## What is expected
A line belongs in the answer only if it contains the word "desc"; copy every such line from the listing below.

· · · · ·

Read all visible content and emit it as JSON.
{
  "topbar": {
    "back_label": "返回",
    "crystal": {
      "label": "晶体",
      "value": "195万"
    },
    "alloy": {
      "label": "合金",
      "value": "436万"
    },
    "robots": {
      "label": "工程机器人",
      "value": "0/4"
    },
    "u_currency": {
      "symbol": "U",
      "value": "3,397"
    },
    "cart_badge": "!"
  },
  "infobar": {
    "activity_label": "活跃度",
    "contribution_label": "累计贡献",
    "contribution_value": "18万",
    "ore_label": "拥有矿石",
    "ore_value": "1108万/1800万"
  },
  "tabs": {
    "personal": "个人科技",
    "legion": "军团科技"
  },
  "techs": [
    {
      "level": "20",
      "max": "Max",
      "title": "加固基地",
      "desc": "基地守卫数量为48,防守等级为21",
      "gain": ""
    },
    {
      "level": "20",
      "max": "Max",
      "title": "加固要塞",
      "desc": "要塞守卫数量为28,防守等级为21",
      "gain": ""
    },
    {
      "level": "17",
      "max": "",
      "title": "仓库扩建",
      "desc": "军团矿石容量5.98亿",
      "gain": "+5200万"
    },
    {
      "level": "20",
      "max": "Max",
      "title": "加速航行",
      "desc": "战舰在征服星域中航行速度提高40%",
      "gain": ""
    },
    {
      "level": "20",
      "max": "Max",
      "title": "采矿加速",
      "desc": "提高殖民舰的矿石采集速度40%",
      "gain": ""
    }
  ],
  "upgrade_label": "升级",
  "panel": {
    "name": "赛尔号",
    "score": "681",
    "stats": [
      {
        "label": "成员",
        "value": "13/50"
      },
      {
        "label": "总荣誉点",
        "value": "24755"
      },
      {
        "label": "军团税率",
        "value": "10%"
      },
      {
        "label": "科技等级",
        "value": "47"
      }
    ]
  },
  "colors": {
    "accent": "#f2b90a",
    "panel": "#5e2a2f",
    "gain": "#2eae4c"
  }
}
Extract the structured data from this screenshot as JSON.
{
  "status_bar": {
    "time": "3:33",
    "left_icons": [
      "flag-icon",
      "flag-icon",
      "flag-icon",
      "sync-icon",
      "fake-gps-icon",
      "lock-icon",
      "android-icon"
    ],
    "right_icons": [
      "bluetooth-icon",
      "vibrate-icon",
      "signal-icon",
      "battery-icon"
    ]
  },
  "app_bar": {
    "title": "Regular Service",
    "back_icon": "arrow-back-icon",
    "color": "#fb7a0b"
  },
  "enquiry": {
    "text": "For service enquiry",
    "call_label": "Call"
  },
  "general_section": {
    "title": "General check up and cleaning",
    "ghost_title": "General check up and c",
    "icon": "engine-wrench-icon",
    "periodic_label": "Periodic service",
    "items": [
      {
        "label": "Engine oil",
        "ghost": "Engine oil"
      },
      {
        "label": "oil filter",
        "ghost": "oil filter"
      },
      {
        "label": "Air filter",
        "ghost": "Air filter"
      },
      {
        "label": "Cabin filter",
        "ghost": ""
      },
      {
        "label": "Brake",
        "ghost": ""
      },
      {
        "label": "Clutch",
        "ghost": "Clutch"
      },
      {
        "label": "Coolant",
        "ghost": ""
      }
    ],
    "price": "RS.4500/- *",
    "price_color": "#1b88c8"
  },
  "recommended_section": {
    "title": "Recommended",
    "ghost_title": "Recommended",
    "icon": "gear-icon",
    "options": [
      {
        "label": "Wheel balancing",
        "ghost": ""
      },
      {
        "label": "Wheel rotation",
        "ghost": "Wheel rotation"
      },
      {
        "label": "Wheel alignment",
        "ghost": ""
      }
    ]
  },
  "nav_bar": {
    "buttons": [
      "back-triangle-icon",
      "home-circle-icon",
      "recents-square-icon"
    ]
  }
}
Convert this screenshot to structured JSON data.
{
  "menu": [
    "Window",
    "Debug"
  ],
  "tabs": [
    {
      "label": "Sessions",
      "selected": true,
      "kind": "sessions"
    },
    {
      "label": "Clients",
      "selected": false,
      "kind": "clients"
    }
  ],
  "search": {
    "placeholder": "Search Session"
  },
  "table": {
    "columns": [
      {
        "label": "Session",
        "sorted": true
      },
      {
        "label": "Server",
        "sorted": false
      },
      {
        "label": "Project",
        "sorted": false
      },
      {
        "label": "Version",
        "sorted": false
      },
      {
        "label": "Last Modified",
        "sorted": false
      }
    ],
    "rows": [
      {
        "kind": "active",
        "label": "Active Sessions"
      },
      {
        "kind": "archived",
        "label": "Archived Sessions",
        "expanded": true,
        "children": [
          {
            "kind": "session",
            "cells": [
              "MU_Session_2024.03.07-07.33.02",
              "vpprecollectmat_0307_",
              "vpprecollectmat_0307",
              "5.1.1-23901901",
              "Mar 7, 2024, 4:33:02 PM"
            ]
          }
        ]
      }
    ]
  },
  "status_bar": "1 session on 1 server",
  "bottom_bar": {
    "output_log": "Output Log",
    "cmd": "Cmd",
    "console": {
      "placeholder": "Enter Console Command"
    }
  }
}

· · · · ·

## Task result
      "desc": "基地守卫数量为48,防守等级为21",
      "desc": "要塞守卫数量为28,防守等级为21",
      "desc": "军团矿石容量5.98亿",
      "desc": "战舰在征服星域中航行速度提高40%",
      "desc": "提高殖民舰的矿石采集速度40%",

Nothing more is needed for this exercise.